Commercial reserves of uranium held by U.S. utilities have been declining since 2016, according to data from the U.S. Energy Information Administration. In the European Union, they have been declining steadily since 2013, according to the Euratom Supply Agency.
However, the global nuclear fuel market could be upended this year by one increasingly likely scenario: the possibility that Moscow cuts off all nuclear fuel supplies to the United States in retaliation for a bill expected to pass this month in U.S. Congress. That bill could ban imports of Russian low-enriched uranium with waivers through 2028, but U.S. nuclear operators fear it would prompt more immediate Russian retaliation, which would in turn have far-reaching effects on the global nuclear fuel sector and leave US utilities in a precarious position whether or not they were reliant on Russian fuel. US utilities are unlikely to have to actually stop operating reactors due to lack of available fuel, but sources expect such a scenario to push further north already high prices for uranium, conversion and enrichment.
Meanwhile, the Financial Times has highlighted the change in perception for nuclear from negative to positive over the past several years. However, there are some structural problems when it comes to the nuclear market, that were noted in the Financial Times article which is referenced in a Scotiabank investment newsletter. They include a structural global deficit in uranium production, a choke point in enrichment (the process that turns that raw material, U3O8, into usable fuel), and the fact that agents of chaos have snatched the keys to the nuclear power kingdom.
It is worth noting that Kazakh-origin uranium, either directly or indirectly, covers 40% of U.S. utility needs – 44% for the EU. Russia owns some 25% of Kazakh uranium deposits and has rights to a further 22% of annual production; China National Uranium Corp. (CNUC) and its confreres hold rights to almost 60% of future Kazakh production; and after 2028 when the new supply contract kicks in, Western nuclear utilities will have to replace approximately 40 million pounds of uranium concentrates annually that are currently sourced from Kazakhstan.
Notably, shares in uranium miners jumped (during the week of January 9, 2024) globally after the U.S. said it is soliciting bids to boost domestic production of the nuclear fuel in an effort to bolster national energy security. The U.S. Energy Department is requesting proposals from U.S. companies to produce a type of fuel known as high-assay low-enriched uranium (HALEU). It plans to invest as much as US$500 million in the projects and other ventures to convert HALEU into chemical precursors for nuclear fuels.
Major projects to watch

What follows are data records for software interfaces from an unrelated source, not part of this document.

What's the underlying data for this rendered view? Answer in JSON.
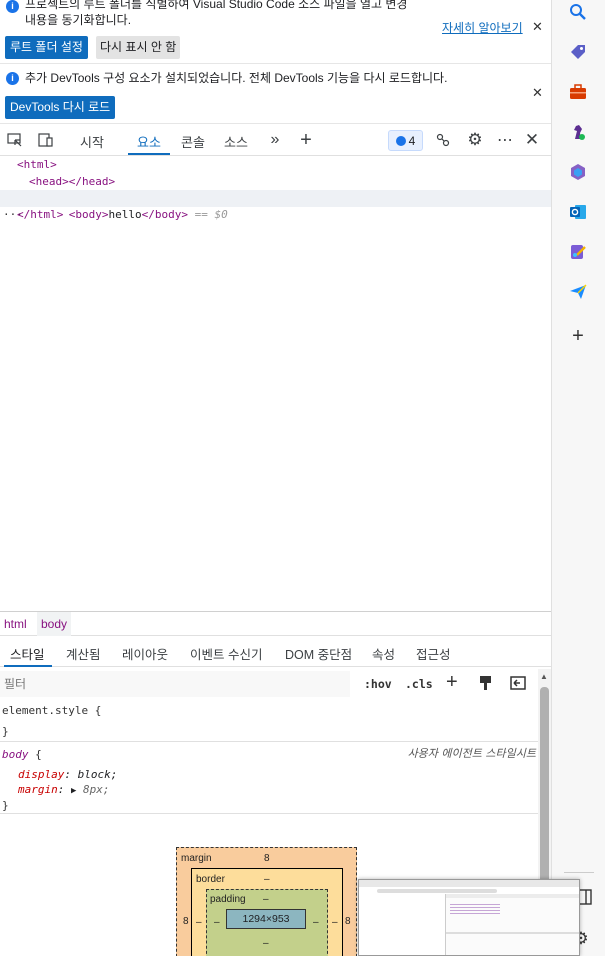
{
  "info_bar_1": {
    "message_line1": "프로젝트의 루트 폴더를 식별하여 Visual Studio Code 소스 파일을 열고 변경",
    "message_line2": "내용을 동기화합니다.",
    "link": "자세히 알아보기",
    "primary_button": "루트 폴더 설정",
    "secondary_button": "다시 표시 안 함"
  },
  "info_bar_2": {
    "message": "추가 DevTools 구성 요소가 설치되었습니다. 전체 DevTools 기능을 다시 로드합니다.",
    "primary_button": "DevTools 다시 로드"
  },
  "toolbar": {
    "tabs": [
      "시작",
      "요소",
      "콘솔",
      "소스"
    ],
    "active_tab": "요소",
    "issues_count": "4"
  },
  "dom_tree": {
    "lines": [
      "<html>",
      "<head></head>",
      "hello",
      "</html>"
    ],
    "body_open": "<body>",
    "body_close": "</body>",
    "head_line": "<head></head>",
    "selected_marker": "== $0",
    "ellipsis": "···"
  },
  "breadcrumb": {
    "items": [
      "html",
      "body"
    ]
  },
  "subtabs": {
    "items": [
      "스타일",
      "계산됨",
      "레이아웃",
      "이벤트 수신기",
      "DOM 중단점",
      "속성",
      "접근성"
    ],
    "active": "스타일"
  },
  "filter": {
    "placeholder": "필터",
    "hov": ":hov",
    "cls": ".cls"
  },
  "styles": {
    "element_style": "element.style {",
    "close_brace": "}",
    "body_selector": "body",
    "body_open": " {",
    "ua_label": "사용자 에이전트 스타일시트",
    "props": [
      {
        "name": "display",
        "value": "block;"
      },
      {
        "name": "margin",
        "value": "8px;"
      }
    ]
  },
  "box_model": {
    "margin_label": "margin",
    "margin_value": "8",
    "border_label": "border",
    "border_value": "–",
    "padding_label": "padding",
    "padding_value": "–",
    "content": "1294×953",
    "side_margin": "8",
    "side_dash": "–"
  },
  "colors": {
    "accent": "#0f6cbd",
    "tag": "#881280",
    "prop": "#c80000"
  }
}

After releasing 2024 production guidance for its the Kamoa-Kakula Copper mine complex in the Democratic Republic of Congo (DRC), Ivanhoe Mines Ltd. [TSX-IVN; OTC-IVPAF] said it will soon provide further guidance on Kipushi (zinc-copper-geranium-silver mine in DRC) and Platreef (palladium-nickel-platinum-rhodium-copper-gold project in South Africa), which are expected to be commissioned in the second quarter and third quarter of 2024 respectively.
Ivanhoe is targeting production of between 440,000 and 490,000 tonnes of copper in concentrate at Kamoa-Kakula this year.
First Quantum Minerals Ltd. [TSX-FM] will continue to be in the spotlight this year after the company was recently ordered by the Panamanian government to close its Cobre Panama copper-gold mine in the wake of country-wide protests.
First Quantum has said it remains committed to Panama even after Panama’s top court ruled that the operating contract for the company’s flagship Cobre Panama copper-gold mine is unconstitutional. Cobre Panama ranks as one of the world’s largest and newest copper projects.
First Quantum has filed two notices of arbitration over the closure of the mine, but said it prefers to engage more with Panamanians in a bid to stress the value of the mine to the wider public.